#### GOAL OF THE EXERCISE:
Read the data line by line and say how many lines contain the string "Welcome", giving the number alone.

[Data about app and page elements]
------------
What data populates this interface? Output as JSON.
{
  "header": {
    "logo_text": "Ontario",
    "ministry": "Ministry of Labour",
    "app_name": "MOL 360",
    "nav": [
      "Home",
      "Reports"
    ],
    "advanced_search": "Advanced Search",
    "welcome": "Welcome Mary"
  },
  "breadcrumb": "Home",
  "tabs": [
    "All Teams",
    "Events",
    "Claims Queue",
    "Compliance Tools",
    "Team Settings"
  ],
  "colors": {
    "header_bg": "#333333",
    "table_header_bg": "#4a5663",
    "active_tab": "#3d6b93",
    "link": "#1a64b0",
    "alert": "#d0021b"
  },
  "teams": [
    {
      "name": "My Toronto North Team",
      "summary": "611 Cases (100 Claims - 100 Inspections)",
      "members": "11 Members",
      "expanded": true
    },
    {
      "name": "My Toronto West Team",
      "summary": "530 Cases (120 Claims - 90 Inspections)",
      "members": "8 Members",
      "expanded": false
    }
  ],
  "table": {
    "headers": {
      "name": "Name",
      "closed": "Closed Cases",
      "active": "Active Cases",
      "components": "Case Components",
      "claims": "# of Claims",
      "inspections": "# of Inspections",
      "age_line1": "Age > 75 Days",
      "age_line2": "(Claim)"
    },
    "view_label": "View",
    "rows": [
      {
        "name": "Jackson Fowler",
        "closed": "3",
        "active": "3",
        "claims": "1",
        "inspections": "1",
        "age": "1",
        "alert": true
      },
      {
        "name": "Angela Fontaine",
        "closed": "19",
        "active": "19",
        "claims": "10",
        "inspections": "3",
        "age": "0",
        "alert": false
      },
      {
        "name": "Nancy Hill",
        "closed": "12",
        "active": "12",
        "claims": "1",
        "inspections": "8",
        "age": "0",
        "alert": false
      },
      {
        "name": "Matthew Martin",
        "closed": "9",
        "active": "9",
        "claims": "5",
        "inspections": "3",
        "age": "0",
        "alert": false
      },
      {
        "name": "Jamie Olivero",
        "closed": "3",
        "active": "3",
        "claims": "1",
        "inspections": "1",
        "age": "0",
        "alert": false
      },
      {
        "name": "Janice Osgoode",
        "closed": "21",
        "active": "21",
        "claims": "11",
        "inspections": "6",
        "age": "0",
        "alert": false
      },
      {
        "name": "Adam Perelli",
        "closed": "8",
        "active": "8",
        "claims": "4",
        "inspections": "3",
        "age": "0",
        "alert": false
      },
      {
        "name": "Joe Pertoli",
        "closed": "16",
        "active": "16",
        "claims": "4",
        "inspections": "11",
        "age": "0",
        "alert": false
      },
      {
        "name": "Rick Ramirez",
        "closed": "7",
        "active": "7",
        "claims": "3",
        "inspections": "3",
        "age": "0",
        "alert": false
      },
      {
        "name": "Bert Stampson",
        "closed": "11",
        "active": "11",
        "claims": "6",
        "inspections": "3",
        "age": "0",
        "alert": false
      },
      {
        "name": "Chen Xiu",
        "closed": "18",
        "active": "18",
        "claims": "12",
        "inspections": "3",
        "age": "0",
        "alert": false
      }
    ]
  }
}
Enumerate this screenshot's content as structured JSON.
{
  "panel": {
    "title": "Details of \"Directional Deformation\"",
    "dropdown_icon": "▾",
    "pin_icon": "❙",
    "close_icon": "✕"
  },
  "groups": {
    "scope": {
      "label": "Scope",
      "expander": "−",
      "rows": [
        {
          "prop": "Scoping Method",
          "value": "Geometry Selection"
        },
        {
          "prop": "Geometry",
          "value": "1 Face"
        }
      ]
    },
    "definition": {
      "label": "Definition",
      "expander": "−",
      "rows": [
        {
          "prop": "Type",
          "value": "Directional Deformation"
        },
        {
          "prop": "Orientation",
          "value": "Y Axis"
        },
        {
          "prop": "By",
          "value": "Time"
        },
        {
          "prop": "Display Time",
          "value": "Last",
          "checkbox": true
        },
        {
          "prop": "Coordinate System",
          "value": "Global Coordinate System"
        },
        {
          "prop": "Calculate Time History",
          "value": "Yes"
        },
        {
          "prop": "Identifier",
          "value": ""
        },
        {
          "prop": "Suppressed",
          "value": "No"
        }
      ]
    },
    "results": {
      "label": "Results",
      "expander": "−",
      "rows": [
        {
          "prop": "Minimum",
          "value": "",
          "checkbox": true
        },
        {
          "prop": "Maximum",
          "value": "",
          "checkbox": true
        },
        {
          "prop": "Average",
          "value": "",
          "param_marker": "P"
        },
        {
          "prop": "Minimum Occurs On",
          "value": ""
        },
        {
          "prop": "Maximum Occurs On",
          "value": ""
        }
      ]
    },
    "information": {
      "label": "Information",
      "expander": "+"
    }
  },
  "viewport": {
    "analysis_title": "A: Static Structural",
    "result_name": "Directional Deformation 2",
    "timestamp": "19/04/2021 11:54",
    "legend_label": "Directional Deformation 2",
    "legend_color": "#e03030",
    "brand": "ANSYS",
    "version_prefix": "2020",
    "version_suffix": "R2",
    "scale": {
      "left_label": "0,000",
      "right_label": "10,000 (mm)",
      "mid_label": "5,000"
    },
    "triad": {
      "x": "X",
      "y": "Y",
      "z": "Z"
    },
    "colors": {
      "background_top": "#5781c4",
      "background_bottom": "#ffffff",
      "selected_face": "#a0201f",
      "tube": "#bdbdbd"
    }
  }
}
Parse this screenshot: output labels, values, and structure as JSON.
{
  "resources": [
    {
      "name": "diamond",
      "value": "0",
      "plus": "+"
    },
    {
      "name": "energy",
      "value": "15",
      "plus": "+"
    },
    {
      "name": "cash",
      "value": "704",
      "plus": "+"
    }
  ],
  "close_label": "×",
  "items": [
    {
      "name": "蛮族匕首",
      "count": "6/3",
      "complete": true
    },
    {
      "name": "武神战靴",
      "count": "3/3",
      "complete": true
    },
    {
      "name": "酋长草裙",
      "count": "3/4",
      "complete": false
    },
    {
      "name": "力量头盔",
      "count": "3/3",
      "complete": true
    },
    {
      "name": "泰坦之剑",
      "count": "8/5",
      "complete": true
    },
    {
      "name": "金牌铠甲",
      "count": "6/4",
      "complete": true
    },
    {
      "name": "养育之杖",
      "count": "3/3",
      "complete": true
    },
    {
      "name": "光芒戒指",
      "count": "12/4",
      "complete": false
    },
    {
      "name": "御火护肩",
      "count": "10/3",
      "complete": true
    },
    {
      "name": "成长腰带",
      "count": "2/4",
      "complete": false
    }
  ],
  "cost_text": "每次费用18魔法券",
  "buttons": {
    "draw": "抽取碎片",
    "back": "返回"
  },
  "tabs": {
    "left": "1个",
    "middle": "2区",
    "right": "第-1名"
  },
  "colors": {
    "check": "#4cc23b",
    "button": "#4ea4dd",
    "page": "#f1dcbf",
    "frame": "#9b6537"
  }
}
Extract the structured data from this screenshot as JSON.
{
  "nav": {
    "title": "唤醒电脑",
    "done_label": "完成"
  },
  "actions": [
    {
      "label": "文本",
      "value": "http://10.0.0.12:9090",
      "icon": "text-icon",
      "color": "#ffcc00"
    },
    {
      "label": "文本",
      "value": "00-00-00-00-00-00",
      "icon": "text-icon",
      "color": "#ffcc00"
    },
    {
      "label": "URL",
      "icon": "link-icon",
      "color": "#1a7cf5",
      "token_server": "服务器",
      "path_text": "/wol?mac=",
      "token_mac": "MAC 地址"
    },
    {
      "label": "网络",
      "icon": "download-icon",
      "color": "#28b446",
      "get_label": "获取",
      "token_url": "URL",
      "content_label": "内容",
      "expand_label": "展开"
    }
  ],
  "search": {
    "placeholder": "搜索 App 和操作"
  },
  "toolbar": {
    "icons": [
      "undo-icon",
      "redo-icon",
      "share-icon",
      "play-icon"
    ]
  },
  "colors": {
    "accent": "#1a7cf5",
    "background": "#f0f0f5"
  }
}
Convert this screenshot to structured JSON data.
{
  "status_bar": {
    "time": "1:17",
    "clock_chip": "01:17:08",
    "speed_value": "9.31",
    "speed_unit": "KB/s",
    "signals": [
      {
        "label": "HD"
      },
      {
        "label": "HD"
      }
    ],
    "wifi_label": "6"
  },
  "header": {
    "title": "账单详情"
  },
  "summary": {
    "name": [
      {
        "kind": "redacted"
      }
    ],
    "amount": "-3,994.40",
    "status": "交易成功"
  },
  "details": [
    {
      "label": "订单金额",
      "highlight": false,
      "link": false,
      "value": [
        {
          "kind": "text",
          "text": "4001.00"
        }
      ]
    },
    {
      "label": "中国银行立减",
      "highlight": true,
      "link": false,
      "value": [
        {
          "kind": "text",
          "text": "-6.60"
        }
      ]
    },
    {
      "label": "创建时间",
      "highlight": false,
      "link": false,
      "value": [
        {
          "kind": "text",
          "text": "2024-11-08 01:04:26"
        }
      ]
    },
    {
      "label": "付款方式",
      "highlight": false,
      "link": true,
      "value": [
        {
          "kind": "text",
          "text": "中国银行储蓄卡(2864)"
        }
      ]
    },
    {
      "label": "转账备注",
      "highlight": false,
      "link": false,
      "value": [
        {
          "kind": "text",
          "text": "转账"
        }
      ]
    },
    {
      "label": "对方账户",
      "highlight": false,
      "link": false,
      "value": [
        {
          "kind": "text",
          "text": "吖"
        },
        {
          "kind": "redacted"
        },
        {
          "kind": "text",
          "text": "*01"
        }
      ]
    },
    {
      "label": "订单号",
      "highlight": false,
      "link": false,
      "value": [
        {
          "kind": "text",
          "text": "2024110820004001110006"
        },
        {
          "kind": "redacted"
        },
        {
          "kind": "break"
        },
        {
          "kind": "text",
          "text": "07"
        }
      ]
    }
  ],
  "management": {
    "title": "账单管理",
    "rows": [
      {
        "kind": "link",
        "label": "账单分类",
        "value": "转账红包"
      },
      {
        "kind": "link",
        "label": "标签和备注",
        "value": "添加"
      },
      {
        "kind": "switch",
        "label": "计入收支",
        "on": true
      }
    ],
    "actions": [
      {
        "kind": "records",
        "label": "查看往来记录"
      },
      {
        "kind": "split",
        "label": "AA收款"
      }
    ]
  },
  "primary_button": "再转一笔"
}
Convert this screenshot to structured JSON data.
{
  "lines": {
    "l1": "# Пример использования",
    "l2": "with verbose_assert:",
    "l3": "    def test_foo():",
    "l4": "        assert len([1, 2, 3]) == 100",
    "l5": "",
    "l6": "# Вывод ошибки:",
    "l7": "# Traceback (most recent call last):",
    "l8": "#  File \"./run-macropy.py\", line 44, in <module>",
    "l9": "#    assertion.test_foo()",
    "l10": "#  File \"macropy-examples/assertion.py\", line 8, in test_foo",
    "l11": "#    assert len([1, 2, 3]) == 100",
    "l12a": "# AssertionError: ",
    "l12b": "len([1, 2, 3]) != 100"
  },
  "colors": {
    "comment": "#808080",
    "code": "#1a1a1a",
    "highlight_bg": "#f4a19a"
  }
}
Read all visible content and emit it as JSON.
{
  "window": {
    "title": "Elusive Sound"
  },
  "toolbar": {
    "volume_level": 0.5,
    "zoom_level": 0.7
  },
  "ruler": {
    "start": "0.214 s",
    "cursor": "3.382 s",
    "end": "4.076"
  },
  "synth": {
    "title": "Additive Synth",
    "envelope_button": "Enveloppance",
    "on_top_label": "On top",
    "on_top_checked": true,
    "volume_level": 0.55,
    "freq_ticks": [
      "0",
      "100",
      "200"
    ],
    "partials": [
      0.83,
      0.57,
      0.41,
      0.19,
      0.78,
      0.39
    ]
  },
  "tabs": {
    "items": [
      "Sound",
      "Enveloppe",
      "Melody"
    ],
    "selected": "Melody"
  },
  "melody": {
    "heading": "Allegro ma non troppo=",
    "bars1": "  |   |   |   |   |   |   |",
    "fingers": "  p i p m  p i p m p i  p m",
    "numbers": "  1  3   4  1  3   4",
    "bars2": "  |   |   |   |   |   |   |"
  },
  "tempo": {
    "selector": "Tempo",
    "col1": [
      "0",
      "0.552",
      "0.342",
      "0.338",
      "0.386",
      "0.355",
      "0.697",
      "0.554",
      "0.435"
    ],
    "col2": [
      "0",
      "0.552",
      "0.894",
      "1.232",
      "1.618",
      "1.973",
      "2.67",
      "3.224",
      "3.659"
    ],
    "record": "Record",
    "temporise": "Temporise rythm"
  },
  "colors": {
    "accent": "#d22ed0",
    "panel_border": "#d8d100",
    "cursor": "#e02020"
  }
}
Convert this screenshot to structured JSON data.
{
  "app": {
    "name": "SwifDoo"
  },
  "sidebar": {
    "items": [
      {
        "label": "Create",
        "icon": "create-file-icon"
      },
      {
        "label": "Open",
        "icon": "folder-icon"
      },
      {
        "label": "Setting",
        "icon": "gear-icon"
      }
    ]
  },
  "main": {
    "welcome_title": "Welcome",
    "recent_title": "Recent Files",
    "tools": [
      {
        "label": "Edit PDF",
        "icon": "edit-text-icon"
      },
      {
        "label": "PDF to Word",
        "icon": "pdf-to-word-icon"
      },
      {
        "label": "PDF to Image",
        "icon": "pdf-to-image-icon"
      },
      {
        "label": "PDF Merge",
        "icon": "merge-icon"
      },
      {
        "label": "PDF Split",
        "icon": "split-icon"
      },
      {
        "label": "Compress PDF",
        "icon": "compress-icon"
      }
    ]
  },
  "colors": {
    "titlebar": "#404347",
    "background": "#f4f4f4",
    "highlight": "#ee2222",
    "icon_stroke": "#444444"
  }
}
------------
#### SOLUTION TO THIS TASK:
2